**Task objective:**
Because the copy must hold no pictures, return the data below with all of its words intact.

Data entries:
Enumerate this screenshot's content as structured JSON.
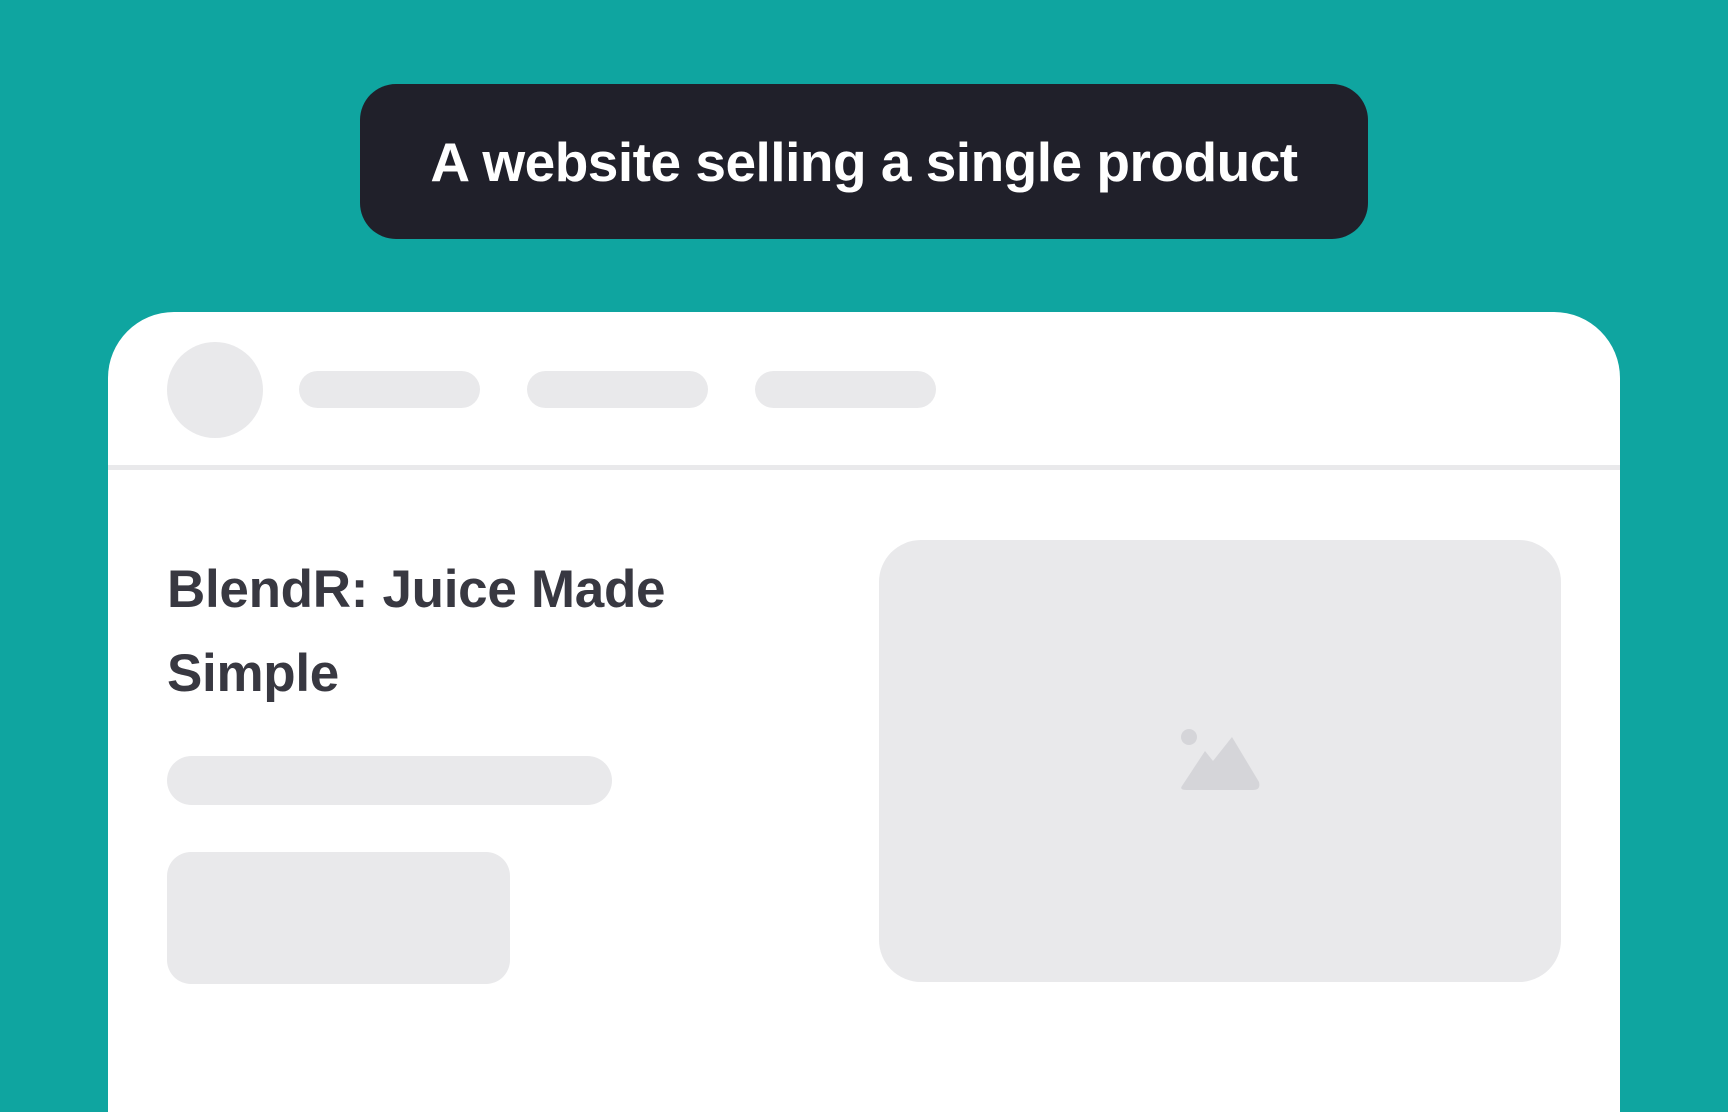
{
  "banner": {
    "title": "A website selling a single product"
  },
  "page": {
    "hero_title": "BlendR: Juice Made Simple"
  },
  "icons": {
    "product_image": "image-icon",
    "logo": "logo-placeholder"
  },
  "colors": {
    "background": "#0fa5a0",
    "banner": "#20202a",
    "placeholder": "#e9e9eb",
    "heading_text": "#383841",
    "icon": "#d5d5d9"
  }
}
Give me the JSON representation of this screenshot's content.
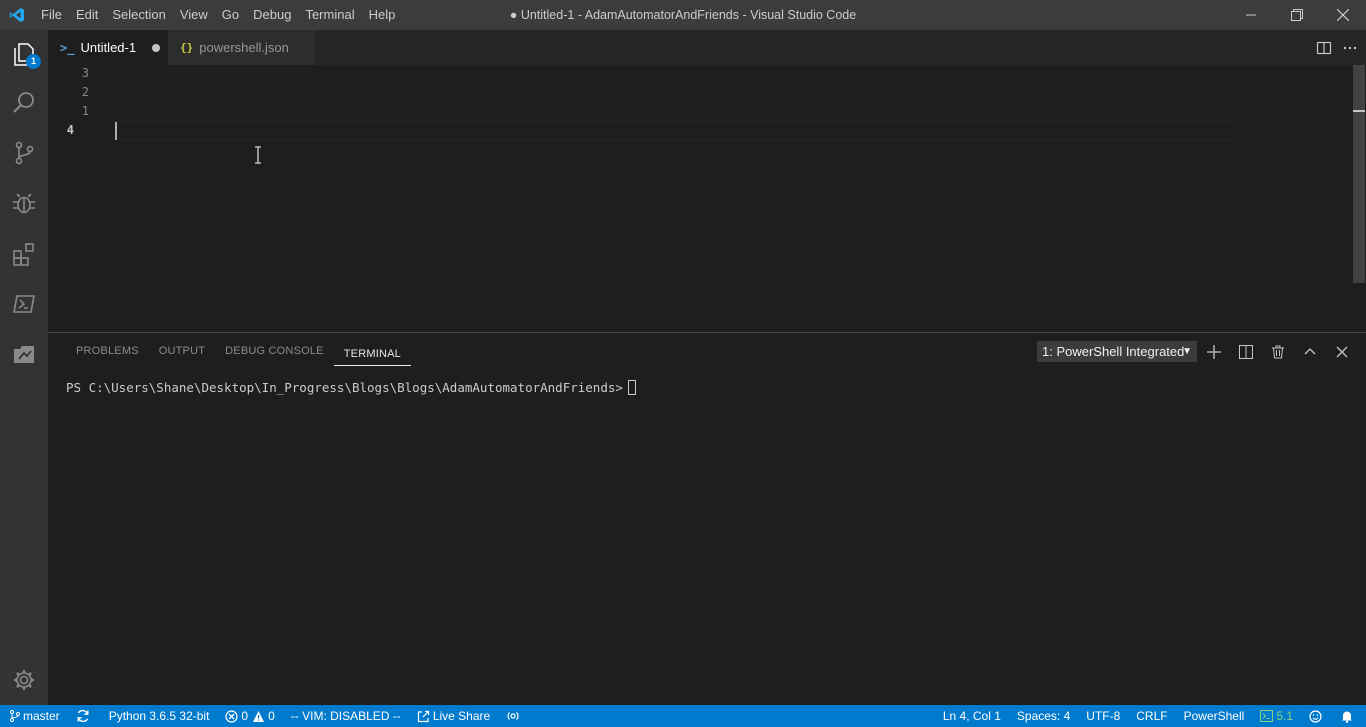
{
  "menubar": {
    "items": [
      "File",
      "Edit",
      "Selection",
      "View",
      "Go",
      "Debug",
      "Terminal",
      "Help"
    ]
  },
  "window": {
    "title": "● Untitled-1 - AdamAutomatorAndFriends - Visual Studio Code"
  },
  "activitybar": {
    "explorer_badge": "1"
  },
  "tabs": [
    {
      "label": "Untitled-1",
      "icon": "powershell-icon",
      "dirty": true,
      "active": true
    },
    {
      "label": "powershell.json",
      "icon": "json-braces-icon",
      "dirty": false,
      "active": false
    }
  ],
  "editor": {
    "line_numbers": [
      "3",
      "2",
      "1",
      "4"
    ]
  },
  "panel": {
    "tabs": [
      "PROBLEMS",
      "OUTPUT",
      "DEBUG CONSOLE",
      "TERMINAL"
    ],
    "terminal_select": "1: PowerShell Integrated",
    "prompt": "PS C:\\Users\\Shane\\Desktop\\In_Progress\\Blogs\\Blogs\\AdamAutomatorAndFriends>"
  },
  "statusbar": {
    "branch": "master",
    "python": "Python 3.6.5 32-bit",
    "errors": "0",
    "warnings": "0",
    "vim": "-- VIM: DISABLED --",
    "live_share": "Live Share",
    "position": "Ln 4, Col 1",
    "spaces": "Spaces: 4",
    "encoding": "UTF-8",
    "eol": "CRLF",
    "language": "PowerShell",
    "ps_version": "5.1"
  },
  "colors": {
    "accent": "#007acc",
    "titlebar": "#3c3c3c",
    "activitybar": "#333333",
    "editor_bg": "#1e1e1e",
    "ps_green": "#89d185"
  }
}
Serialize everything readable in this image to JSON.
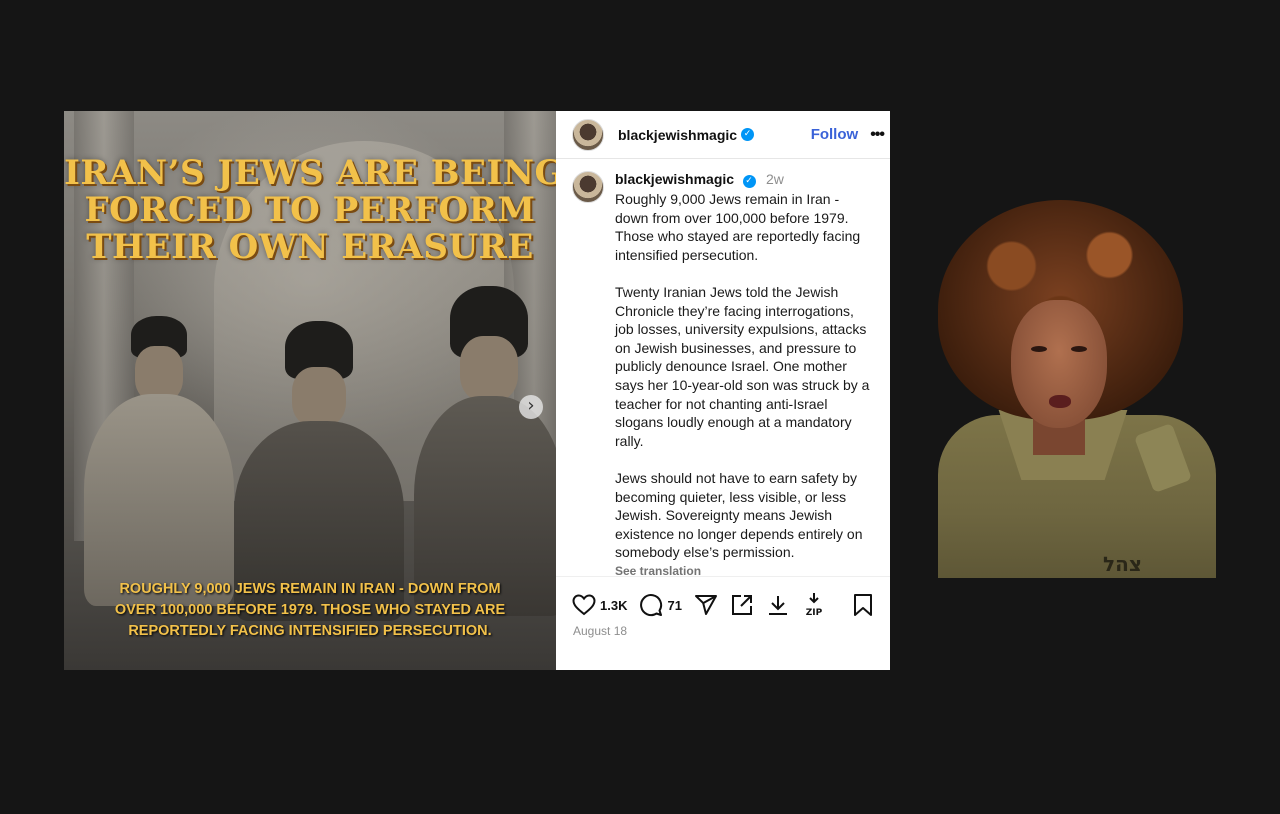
{
  "post_image": {
    "headline_lines": [
      "IRAN’S JEWS ARE BEING",
      "FORCED TO PERFORM",
      "THEIR OWN ERASURE"
    ],
    "caption_lines": [
      "ROUGHLY 9,000 JEWS REMAIN IN IRAN - DOWN FROM",
      "OVER 100,000 BEFORE 1979. THOSE WHO STAYED ARE",
      "REPORTEDLY FACING INTENSIFIED PERSECUTION."
    ],
    "next_icon": "chevron-right-icon"
  },
  "header": {
    "username": "blackjewishmagic",
    "follow_label": "Follow",
    "more_label": "•••"
  },
  "caption": {
    "username": "blackjewishmagic",
    "time": "2w",
    "text": "Roughly 9,000 Jews remain in Iran - down from over 100,000 before 1979. Those who stayed are reportedly facing intensified persecution.\n\nTwenty Iranian Jews told the Jewish Chronicle they’re facing interrogations, job losses, university expulsions, attacks on Jewish businesses, and pressure to publicly denounce Israel. One mother says her 10-year-old son was struck by a teacher for not chanting anti-Israel slogans loudly enough at a mandatory rally.\n\nJews should not have to earn safety by becoming quieter, less visible, or less Jewish. Sovereignty means Jewish existence no longer depends entirely on somebody else’s permission.",
    "see_translation": "See translation"
  },
  "actions": {
    "likes": "1.3K",
    "comments": "71",
    "icons": [
      "heart-icon",
      "comment-icon",
      "share-icon",
      "external-link-icon",
      "download-icon",
      "zip-icon",
      "bookmark-icon"
    ],
    "zip_label": "ZIP"
  },
  "date": "August 18",
  "person": {
    "patch_text": "צהל"
  },
  "colors": {
    "background": "#151515",
    "headline": "#f2c14a",
    "follow": "#3a62d8",
    "verified": "#0095f6"
  }
}
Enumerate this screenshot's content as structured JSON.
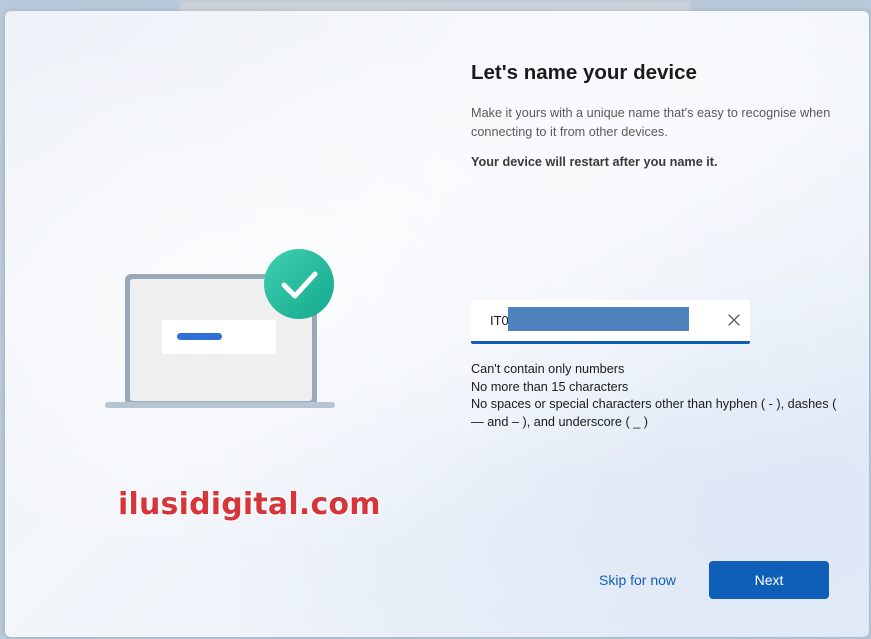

**Problem solution:**
Enumerate this screenshot's content as structured JSON.
{
  "banner": {
    "title": "A website selling a single product"
  },
  "page": {
    "hero_title": "BlendR: Juice Made Simple"
  },
  "icons": {
    "product_image": "image-icon",
    "logo": "logo-placeholder"
  },
  "colors": {
    "background": "#0fa5a0",
    "banner": "#20202a",
    "placeholder": "#e9e9eb",
    "heading_text": "#383841",
    "icon": "#d5d5d9"
  }
}
Give me the JSON representation of this screenshot's content.
{
  "menubar": {
    "items": [
      "File",
      "Edit",
      "Selection",
      "View",
      "Go",
      "Debug",
      "Terminal",
      "Help"
    ]
  },
  "window": {
    "title": "● Untitled-1 - AdamAutomatorAndFriends - Visual Studio Code"
  },
  "activitybar": {
    "explorer_badge": "1"
  },
  "tabs": [
    {
      "label": "Untitled-1",
      "icon": "powershell-icon",
      "dirty": true,
      "active": true
    },
    {
      "label": "powershell.json",
      "icon": "json-braces-icon",
      "dirty": false,
      "active": false
    }
  ],
  "editor": {
    "line_numbers": [
      "3",
      "2",
      "1",
      "4"
    ]
  },
  "panel": {
    "tabs": [
      "PROBLEMS",
      "OUTPUT",
      "DEBUG CONSOLE",
      "TERMINAL"
    ],
    "terminal_select": "1: PowerShell Integrated",
    "prompt": "PS C:\\Users\\Shane\\Desktop\\In_Progress\\Blogs\\Blogs\\AdamAutomatorAndFriends>"
  },
  "statusbar": {
    "branch": "master",
    "python": "Python 3.6.5 32-bit",
    "errors": "0",
    "warnings": "0",
    "vim": "-- VIM: DISABLED --",
    "live_share": "Live Share",
    "position": "Ln 4, Col 1",
    "spaces": "Spaces: 4",
    "encoding": "UTF-8",
    "eol": "CRLF",
    "language": "PowerShell",
    "ps_version": "5.1"
  },
  "colors": {
    "accent": "#007acc",
    "titlebar": "#3c3c3c",
    "activitybar": "#333333",
    "editor_bg": "#1e1e1e",
    "ps_green": "#89d185"
  }
}
Serialize everything readable in this image to JSON.
{
  "post_image": {
    "headline_lines": [
      "IRAN’S JEWS ARE BEING",
      "FORCED TO PERFORM",
      "THEIR OWN ERASURE"
    ],
    "caption_lines": [
      "ROUGHLY 9,000 JEWS REMAIN IN IRAN - DOWN FROM",
      "OVER 100,000 BEFORE 1979. THOSE WHO STAYED ARE",
      "REPORTEDLY FACING INTENSIFIED PERSECUTION."
    ],
    "next_icon": "chevron-right-icon"
  },
  "header": {
    "username": "blackjewishmagic",
    "follow_label": "Follow",
    "more_label": "•••"
  },
  "caption": {
    "username": "blackjewishmagic",
    "time": "2w",
    "text": "Roughly 9,000 Jews remain in Iran - down from over 100,000 before 1979. Those who stayed are reportedly facing intensified persecution.\n\nTwenty Iranian Jews told the Jewish Chronicle they’re facing interrogations, job losses, university expulsions, attacks on Jewish businesses, and pressure to publicly denounce Israel. One mother says her 10-year-old son was struck by a teacher for not chanting anti-Israel slogans loudly enough at a mandatory rally.\n\nJews should not have to earn safety by becoming quieter, less visible, or less Jewish. Sovereignty means Jewish existence no longer depends entirely on somebody else’s permission.",
    "see_translation": "See translation"
  },
  "actions": {
    "likes": "1.3K",
    "comments": "71",
    "icons": [
      "heart-icon",
      "comment-icon",
      "share-icon",
      "external-link-icon",
      "download-icon",
      "zip-icon",
      "bookmark-icon"
    ],
    "zip_label": "ZIP"
  },
  "date": "August 18",
  "person": {
    "patch_text": "צהל"
  },
  "colors": {
    "background": "#151515",
    "headline": "#f2c14a",
    "follow": "#3a62d8",
    "verified": "#0095f6"
  }
}
Enumerate this screenshot's content as structured JSON.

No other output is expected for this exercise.